A recent report from National Public Radio shows that the federal government is planning to penalize healthcare facilities that fail to report 100% of their COVID-19 data. The Trump Administration has been pushing for more compliance from hospitals, but new documents show that some facilities could lose federal funding from the Centers for Medicaid/Medicare Services (CMS) if they fall behind on reporting their coronavirus data, such as the number of new infections, deaths, available ventilators and ICU beds.
Since the start of the pandemic, hospitals were required to submit this information to the CDC, but new requirements have sowed confusion among providers and public health officials. Find out what went wrong and what this could mean for your facility.
Reporting COVID-19 Data
Data has become one of our best defenses against the coronavirus pandemic. Providers, hospital administrators, and state and local governments use this information to manage essential resources and issue new health guidelines.
The CDC has been collecting COVID-19-related data from hospitals since the start of the pandemic. Facilities have been required to report the latest numbers every single day, including weekends. Internal documents obtained from the White House show that around 85% of facilities were sharing this information with the CDC during the summer.

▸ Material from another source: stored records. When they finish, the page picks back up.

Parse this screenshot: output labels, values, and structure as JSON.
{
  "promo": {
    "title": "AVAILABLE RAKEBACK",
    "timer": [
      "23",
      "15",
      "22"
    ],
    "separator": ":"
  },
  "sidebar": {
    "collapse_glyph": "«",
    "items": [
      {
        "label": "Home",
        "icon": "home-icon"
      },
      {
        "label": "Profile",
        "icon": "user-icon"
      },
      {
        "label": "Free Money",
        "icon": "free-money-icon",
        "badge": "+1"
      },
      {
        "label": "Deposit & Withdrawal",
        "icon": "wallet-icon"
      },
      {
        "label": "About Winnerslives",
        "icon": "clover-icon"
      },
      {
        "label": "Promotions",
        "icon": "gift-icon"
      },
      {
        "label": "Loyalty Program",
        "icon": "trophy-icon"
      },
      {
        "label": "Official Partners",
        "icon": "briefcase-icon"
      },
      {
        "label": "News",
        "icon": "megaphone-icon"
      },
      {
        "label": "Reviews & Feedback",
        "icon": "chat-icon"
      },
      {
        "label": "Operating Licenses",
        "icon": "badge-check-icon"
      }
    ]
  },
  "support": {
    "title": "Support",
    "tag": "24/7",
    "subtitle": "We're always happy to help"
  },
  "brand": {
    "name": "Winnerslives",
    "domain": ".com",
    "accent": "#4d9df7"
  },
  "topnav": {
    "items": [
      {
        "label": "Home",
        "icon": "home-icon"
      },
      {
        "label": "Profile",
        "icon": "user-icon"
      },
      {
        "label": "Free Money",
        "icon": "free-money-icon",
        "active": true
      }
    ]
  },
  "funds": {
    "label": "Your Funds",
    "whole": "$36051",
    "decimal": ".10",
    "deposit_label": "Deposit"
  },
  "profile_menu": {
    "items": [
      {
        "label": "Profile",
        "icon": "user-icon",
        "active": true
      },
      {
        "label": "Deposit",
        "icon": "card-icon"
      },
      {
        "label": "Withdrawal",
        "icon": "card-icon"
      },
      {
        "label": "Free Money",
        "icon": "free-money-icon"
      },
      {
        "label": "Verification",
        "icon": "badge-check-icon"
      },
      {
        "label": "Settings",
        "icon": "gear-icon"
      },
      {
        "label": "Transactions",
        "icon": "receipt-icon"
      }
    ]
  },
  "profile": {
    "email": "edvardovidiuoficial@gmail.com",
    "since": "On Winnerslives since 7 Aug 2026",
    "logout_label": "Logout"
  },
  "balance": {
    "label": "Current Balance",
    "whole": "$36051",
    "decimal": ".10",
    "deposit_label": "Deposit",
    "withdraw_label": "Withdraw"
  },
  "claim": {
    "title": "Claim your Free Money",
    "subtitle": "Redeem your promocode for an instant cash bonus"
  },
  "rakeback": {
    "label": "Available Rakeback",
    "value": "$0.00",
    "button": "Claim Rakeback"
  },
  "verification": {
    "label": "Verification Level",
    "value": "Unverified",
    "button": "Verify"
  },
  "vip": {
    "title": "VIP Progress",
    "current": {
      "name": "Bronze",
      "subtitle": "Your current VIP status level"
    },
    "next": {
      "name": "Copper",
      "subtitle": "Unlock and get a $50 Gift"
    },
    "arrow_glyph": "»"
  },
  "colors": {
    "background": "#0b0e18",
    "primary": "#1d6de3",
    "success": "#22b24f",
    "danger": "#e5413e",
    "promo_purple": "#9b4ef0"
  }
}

However, the Trump Administration wanted 100% compliance, so it decided to change how these facilities report their data. Instead of going through the CDC, the White House announced that facilities would now be required to submit their data directly to the Department of Health and Human Services.
Politicians, public health officials, and advocates were quick to push back after the announcement, citing concerns of alienating the CDC in the middle of a pandemic. Hospital administrators were furious that they had to learn a new system when uploading and sharing this data, which could push some facilities to their breaking point.

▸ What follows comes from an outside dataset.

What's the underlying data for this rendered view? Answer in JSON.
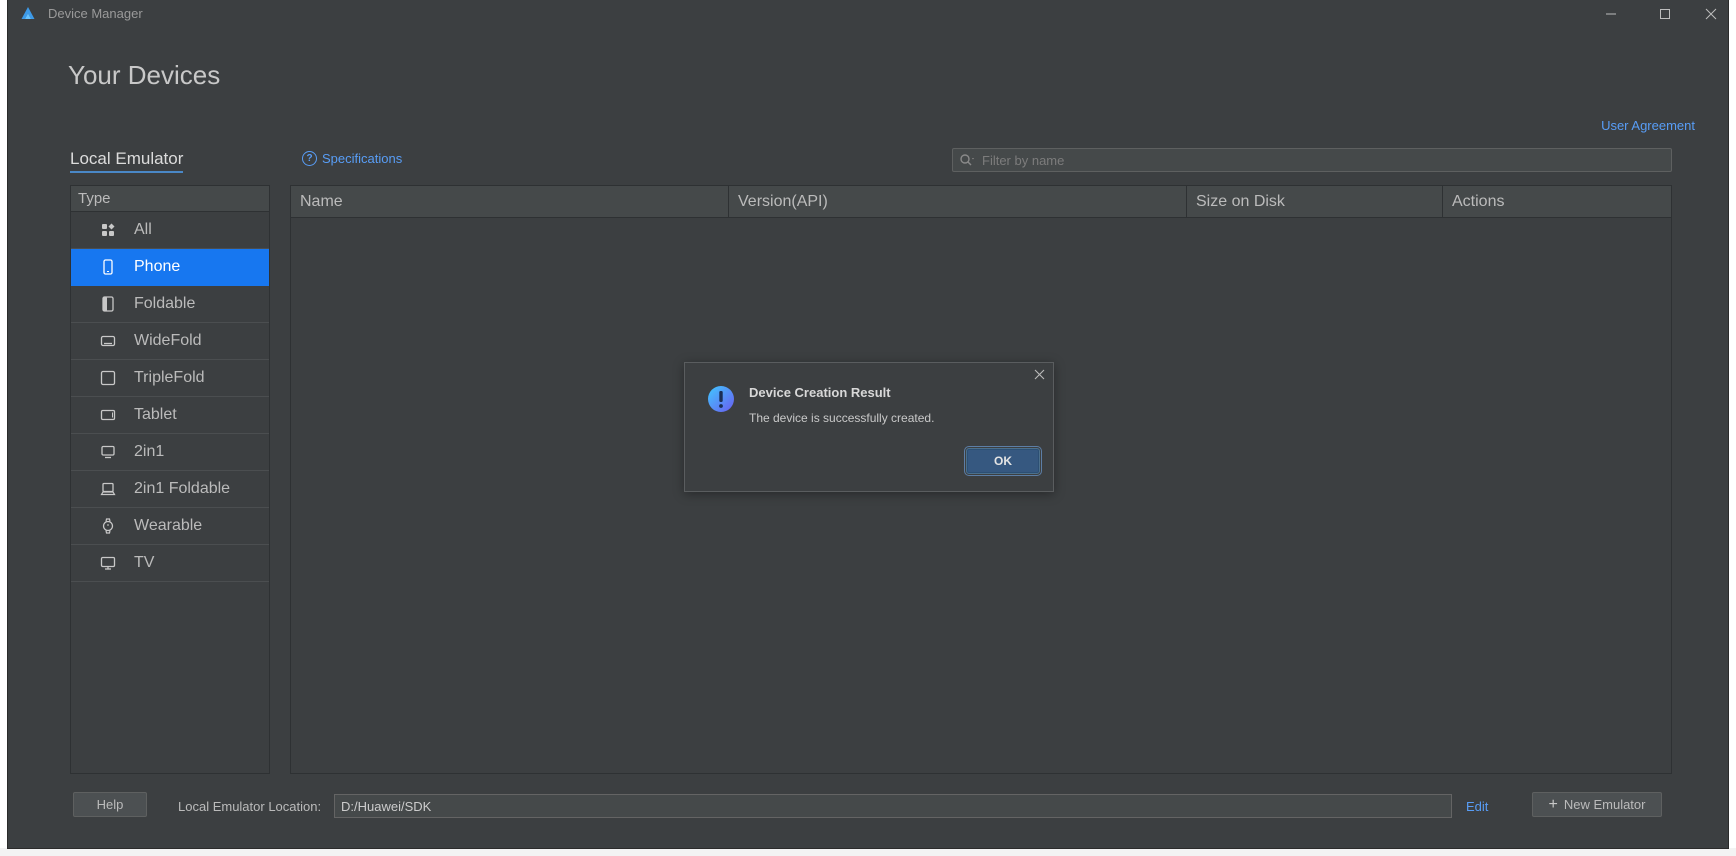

The White House Steps In
A few months later, NPR has learned that just 25% of hospitals are currently sharing all of their coronavirus data with HHS using this new reporting system. The White House is now planning to issue warnings to 75% of facilities, saying they are at risk of noncompliance.
To shore up compliance, the White House is now considering holding these facilities’ feet to the fire. Internal documents obtained from the Trump Administration suggest that the government will threaten to withhold federal CMS funding to hospitals that fail to submit 100% of their coronavirus data.
New HHS guidelines show the government is now asking for even more information, including the number of confirmed influenza cases, even though the CDC already has its own system for collecting and sharing data related to the flu.
The latest reporting requirements get into the minutia of healthcare, including the patient’s age and demographics, as well as available PPE, including the number of single exam gloves in a hospital. Many facilities simply do not have the resources to itemize the exact number of supplies they have at the end of each day.
A Recipe for Disaster?
Hospital administrators are less than thrilled with the news. For one, they say the Trump Administration should be making it easier on facilities, not harder. Forcing them to switch to a new system in the middle of the crisis has led to a stunning decline in reporting compliance, so it might be better to switch back to the CDC’s reporting system. Many administrators and officials are still in the dark in terms of how to collect and report this data.
These new requirements could make matters worse. If hospitals are worried about losing CMS funding, they could start entering incorrect or made-up data into the reports just to make sure they comply with the latest guidelines.
That concerns Lisa M. Lee, a former public health surveillance worker at the CDC. Speaking with reporters, she said, “I am afraid that what that will do is make the data much less accurate and reliable. And that is only going to hurt the American public.”
Many facilities are working with aging computer systems that could increase the risk of noncompliance. Local health officials in Texas are currently working with a glitchy system that’s at risk of “critical failure.” State officials asked lawmakers for more money to fix the computer system, but the pandemic halted this work. They say the computer cannot keep up with the nearly 60,000 coronavirus tests they are performing each day.
They also say it’s not equipped to handle the task of tracking and tracing coronavirus infections. The state hired a contractor to build a separate system that was not ready until late May and is still not widely used by local health departments.
As you can see, reporting coronavirus data is vital, but it can also be an uphill climb for some facilities, especially those using outdated technology. Let’s hope the Trump Administration won’t resort to withholding CMS funding, as this would only worsen the current crisis. Every facility should do its best to share this data, but they may need a little help from the government.